* _Input material_
###

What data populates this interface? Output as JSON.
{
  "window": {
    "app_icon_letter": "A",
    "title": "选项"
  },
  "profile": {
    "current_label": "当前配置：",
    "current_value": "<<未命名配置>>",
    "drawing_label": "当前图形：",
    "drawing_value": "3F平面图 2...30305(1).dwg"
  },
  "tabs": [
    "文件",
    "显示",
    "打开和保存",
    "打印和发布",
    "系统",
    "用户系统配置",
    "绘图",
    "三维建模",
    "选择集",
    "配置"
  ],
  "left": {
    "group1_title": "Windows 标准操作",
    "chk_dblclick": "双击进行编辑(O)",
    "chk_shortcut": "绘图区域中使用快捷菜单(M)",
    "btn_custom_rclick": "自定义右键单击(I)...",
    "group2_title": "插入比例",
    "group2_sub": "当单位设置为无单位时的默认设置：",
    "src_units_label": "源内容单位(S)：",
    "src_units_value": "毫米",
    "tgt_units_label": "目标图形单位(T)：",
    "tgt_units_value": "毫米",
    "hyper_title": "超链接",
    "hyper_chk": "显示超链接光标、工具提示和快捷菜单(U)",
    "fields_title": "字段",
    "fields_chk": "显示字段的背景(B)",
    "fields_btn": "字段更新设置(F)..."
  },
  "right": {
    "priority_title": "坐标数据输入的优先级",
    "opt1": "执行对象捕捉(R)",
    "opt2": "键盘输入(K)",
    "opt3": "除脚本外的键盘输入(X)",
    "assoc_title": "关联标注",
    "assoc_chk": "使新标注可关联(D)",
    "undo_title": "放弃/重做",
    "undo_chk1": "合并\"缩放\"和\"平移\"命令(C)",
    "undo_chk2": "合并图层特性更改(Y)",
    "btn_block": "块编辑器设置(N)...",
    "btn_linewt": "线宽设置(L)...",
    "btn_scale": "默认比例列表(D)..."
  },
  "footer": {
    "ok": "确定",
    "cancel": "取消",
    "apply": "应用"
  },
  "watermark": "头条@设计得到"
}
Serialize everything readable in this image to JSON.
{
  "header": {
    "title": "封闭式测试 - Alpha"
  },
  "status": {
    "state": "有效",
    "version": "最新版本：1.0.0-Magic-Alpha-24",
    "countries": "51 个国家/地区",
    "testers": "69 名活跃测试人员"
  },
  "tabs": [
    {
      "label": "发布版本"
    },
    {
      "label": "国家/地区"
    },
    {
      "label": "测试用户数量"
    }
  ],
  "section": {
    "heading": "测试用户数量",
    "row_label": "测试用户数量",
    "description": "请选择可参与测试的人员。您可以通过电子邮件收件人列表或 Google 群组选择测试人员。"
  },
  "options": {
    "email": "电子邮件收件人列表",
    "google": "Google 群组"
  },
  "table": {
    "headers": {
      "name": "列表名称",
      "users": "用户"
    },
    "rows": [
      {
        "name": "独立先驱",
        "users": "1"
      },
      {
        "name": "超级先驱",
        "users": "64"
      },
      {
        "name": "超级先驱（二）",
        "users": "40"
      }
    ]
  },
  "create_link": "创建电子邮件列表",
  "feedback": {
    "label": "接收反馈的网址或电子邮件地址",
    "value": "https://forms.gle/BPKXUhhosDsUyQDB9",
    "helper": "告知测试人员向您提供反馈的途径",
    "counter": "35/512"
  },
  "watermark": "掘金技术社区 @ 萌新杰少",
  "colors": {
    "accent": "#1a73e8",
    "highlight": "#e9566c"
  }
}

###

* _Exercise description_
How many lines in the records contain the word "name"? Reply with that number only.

* _Your solution_
4